Peeks v. PeeksAnnotate this Case
602 So. 2d 906 (1992)
Teresa Darlene PEEKS v. Randy Collins PEEKS.
Court of Civil Appeals of Alabama.
July 24, 1992.
James W. Moore, Jr., Carrollton, for appellant.
Jack E. Propst, Kennedy, for appellee.
The wife filed a complaint for divorce, asking that the trial court grant her custody *907 of the parties' six-year-old child. After an ore tenus proceeding, the trial court entered an order granting custody of the child to the father and dividing the property. However, the order neither granted nor denied a divorce to the parties. The wife filed a "motion for new trial or in the alternative to alter, amend or vacate the final decree of divorce; motion to stay the court's order; and motion to expunge." After a hearing the trial court denied the motion as to child custody and granted it as to the property division. The order again did not address the issue of divorce. The wife appeals, contending that the trial court erred in its award of custody. We dismiss the appeal.
Although there was considerable testimony concerning the custody of the child, because we must address the question of whether an appealable decree was rendered by the trial court, we need not detail the facts as set forth in the testimony.
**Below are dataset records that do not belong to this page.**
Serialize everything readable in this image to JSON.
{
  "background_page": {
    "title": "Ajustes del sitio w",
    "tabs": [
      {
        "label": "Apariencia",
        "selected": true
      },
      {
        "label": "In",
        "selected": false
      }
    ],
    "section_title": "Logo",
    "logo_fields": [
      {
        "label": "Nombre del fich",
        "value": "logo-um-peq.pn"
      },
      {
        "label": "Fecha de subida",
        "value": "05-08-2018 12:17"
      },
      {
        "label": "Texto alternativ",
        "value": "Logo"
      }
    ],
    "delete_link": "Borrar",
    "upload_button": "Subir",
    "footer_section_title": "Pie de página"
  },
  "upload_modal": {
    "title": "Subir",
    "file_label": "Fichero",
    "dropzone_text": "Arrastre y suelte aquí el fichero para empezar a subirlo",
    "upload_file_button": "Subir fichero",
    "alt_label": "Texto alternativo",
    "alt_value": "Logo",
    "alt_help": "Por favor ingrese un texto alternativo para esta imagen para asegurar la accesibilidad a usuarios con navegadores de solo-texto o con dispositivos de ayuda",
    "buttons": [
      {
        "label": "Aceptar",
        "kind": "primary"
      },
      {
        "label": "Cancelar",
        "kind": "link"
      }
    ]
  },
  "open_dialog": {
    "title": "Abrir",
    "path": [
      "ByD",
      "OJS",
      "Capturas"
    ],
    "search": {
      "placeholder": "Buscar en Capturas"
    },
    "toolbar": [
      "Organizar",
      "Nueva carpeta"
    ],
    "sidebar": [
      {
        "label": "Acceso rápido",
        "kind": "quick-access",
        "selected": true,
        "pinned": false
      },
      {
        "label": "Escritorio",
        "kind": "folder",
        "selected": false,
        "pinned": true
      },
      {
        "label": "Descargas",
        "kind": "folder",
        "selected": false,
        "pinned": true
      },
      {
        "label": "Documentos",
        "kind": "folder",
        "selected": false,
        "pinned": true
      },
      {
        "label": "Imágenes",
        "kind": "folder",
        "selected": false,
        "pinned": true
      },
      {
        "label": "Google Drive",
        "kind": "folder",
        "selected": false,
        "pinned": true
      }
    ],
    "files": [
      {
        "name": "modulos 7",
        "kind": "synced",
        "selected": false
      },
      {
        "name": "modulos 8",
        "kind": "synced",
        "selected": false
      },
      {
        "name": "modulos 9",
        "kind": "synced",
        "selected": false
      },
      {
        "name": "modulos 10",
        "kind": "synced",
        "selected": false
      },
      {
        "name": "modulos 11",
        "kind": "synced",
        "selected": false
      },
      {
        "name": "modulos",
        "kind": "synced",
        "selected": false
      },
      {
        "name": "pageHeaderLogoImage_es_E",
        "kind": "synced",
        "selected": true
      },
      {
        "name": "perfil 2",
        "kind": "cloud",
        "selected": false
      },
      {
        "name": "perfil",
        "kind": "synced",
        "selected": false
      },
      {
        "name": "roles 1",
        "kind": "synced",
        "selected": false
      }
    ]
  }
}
At the outset we note that a final judgment is one in which there has been a complete adjudication of all matters in controversy between the parties. Washington v. State ex rel. King, 537 So. 2d 967 (Ala. Civ.App.1988). The question of whether a decree is final and will support an appeal is jurisdictional, and once this court determines that the decree appealed from is not final, it has a duty to dismiss the appeal on its own motion. Id. Where there is no appealable judgment or decree in the record, we have no alternative to dismissing the appeal. McGraw v. McGraw, 282 Ala. 7, 208 So. 2d 206 (1968).
In the present case the trial court did not address the issue of divorce, neither granting nor denying it. However, it granted custody and child support and divided the property. The wife challenges the correctness of awarding custody without divorcing the parties. However, where the jurisdiction of the court is invoked and the welfare of children is concerned, a court has the inherent power to enter a decree for their custody and support. Tcherneshoff v. Tcherneshoff, 283 Ala. 700, 220 So. 2d 888 (1969); Dockins v. Dockins, 475 So. 2d 571 (Ala.Civ.App.1985).
Nevertheless, because there is not a complete adjudication of all the matters between the parties, there is not a final judgment. Washington. We have no alternative but to dismiss the appeal. McGraw.
ROBERTSON, P.J., and THIGPEN, J., concur.